The seventh title in Maitland's "Kathy and Brock" series, The Verge Practice makes greater use of Maitland's experience as an architect along with the usual police and detective work for which the series is known. The story begins with the disappearance of architect Charles Verge and the murder of his wife. Not knowing the identity of the murderer or the location of Verge, Brock and Kathy investigate. Brock directs the investigation in London, while Kathy, battling with other obligations, sets out to investigate sightings of Verge. With an inventive and unpredictable ending, the novel further adds depth to the highly acclaimed "Kathy and Brock" series. Denise Wels praised the novel in an online review for Reviewing the Evidence, noting that "Maitland has, as usual, with his excellently written prose and wonderfully crafted plot, left the reader eager for more."

In the 2006 entry in the series, No Trace, Maitland once again portrays Brock and Kathy as they investigate a puzzling series of crimes. Two girls have been kidnapped, and after a third disappearance (the daughter of a famous artist), the crimes escalate into the murders of those in the artist's circle. Added to this are the eccentric actions of the artist, who, with the prompting of his agent, begins creating a series of works derived from his daughter's disappearance. In a review for Booklist, Pitt commented that No Trace "offers up a suspenseful story and a cast of engaging characters." A critic from Publishers Weekly also praised the novel, calling it a "haunting, unnerving work."



Australian Book Review, December, 1996-January, 1997, Sue Turnbull, review of All My Enemies, pp. 79-80; April, 2000, review of Silvermeadow, p. 46.

Booklist, May 15, 1999, David Pitt, review of The Marx Sisters,, p. 1674; August, 2000, David Pitt, review of The Malcontenta, p. 2121; June 1, 2001, David Pitt, review of The Chalon Heads, p. 1852; August, 2002, David Pitt, review of Silvermeadow, p. 1932; August, 2006, David Pitt, review of No Trace, p. 47.

Kirkus Reviews, August 1, 2000, review of The Malcontenta, p. 1078; July 15, 2002, review of Silvermeadow, pp. 996-997; June 1, 2004, review of The Verge Practice, p. 520; August 15, 2006, review of No Trace, p. 812.

Law Institute Journal, March, 1995, J. Neville Turner, review of The Marx Sisters, p. 272.

Library Journal, June 1, 1999, Rex E. Klett, review of The Marx Sisters, p. 184; September 1, 1999, review of The Marx Sisters, p. 264; September 1, 2001, Rex E. Klett, review of The Chalon Heads, p. 238.

Los Angeles Times Book Review, November 18, 2001, Eugen Weber, review of The Chalon Heads, pp. 10-11.

Publishers Weekly, May 24, 1999, review of The Marx Sisters, p. 70; July 10, 2000, review of The Malcontenta, p. 48; July 16, 2001, review of The Chalon Heads, p. 161; July 29, 2002, review of Silvermeadow, p. 57; June 14, 2004, review of The Verge Practice, p. 47; July 24, 2006, review of No Trace, p. 39.
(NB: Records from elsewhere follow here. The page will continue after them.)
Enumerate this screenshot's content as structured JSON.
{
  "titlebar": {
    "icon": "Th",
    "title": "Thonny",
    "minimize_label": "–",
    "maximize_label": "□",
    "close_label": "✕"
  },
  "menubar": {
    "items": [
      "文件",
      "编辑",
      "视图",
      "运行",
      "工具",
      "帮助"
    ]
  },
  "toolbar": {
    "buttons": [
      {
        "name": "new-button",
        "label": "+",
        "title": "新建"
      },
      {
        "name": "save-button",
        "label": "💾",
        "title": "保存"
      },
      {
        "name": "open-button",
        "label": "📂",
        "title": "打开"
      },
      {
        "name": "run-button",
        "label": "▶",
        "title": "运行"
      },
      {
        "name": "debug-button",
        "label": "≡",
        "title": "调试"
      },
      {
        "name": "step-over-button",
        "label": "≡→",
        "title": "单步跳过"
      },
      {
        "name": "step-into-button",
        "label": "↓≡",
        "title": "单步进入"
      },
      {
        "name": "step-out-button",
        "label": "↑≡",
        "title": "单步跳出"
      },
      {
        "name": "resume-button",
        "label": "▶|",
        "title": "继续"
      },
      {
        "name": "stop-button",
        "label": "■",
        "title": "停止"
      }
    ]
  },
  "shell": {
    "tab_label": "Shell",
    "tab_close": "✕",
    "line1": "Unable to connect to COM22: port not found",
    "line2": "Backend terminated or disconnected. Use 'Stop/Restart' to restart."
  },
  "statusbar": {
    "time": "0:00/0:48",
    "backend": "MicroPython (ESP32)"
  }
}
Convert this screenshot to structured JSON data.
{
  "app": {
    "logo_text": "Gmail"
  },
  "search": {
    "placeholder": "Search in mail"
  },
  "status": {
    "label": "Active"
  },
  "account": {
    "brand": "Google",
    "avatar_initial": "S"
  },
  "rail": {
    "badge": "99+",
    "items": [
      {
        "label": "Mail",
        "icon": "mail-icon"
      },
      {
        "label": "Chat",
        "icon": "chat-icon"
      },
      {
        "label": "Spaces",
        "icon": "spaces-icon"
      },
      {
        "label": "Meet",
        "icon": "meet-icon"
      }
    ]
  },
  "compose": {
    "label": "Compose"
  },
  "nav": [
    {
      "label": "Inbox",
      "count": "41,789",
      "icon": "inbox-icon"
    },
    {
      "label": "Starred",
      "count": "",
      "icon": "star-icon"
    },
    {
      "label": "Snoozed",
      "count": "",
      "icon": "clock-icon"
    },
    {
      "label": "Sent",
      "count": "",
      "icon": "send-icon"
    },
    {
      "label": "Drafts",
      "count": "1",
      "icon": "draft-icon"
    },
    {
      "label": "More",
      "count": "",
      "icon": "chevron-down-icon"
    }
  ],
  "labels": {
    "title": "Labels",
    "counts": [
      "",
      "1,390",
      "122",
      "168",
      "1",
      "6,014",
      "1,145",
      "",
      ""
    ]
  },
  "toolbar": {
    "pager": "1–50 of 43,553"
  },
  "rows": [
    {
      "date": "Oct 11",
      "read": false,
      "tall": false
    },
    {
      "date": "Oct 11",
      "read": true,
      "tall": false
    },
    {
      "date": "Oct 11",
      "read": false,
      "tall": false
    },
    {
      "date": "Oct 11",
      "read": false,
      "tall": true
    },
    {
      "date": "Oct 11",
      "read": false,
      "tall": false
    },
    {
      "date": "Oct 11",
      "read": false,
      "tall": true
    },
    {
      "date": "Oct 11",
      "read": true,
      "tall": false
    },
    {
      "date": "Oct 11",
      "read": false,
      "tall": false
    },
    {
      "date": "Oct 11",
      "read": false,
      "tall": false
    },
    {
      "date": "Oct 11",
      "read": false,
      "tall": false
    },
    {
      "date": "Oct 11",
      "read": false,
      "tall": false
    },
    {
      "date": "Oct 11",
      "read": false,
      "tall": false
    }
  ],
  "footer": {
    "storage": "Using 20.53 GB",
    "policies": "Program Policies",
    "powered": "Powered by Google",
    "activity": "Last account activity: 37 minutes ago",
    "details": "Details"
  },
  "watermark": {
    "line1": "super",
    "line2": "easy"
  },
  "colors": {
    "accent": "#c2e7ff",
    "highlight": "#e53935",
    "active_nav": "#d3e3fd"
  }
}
Times Literary Supplement, July 22, 1991, Julian Symons, review of The Marx Sisters, p. 21; October 25, 1996, Natasha Cooper, review of All My Enemies, p. 23.


ABC Melbourne Web site, (December 5, 2002), Sian Prior, review of Silvermeadow.

Age Online, (December 24, 2004), Debi Enker, review of No Trace.

Allen and Unwin Web site, (December 5, 2002).

Arcade Publishing Web site, (December 5, 2002).

Aussie Reviews, (February 5, 2007), review of The Verge Practice.

Barry Maitland Home Page, (February 5, 2007).

BookBrowser, (December 5, 2002), Harriet Klausner, review of The Marx Sisters.

Crime Factory, (December 5, 2002), David Honeybone, interview with Maitland.

Cybamuse, (December 5, 2002), review of Silvermeadow and All My Enemies.

Deadly Pleasures, (December 5, 2002), George Easter, review of The Chalon Heads.

Over My Dead Body, (December 5, 2002), S.E. Warwick, review of The Malcontenta.

Reviewing the Evidence, (December 5, 2007), Denise Wels, review of The Verge Practice.

Shots, (December 5, 2002), Angus Wells, review of Babel.

Tangled Web, (February 5 2007), John Boyles, review of Silvermeadow; Bob Cornwell, review of Babel.

Under the Covers,http://www.silcom/com/~manatee/utc/ (December 5, 2002), Harriet Klausner, review of The Marx Sisters.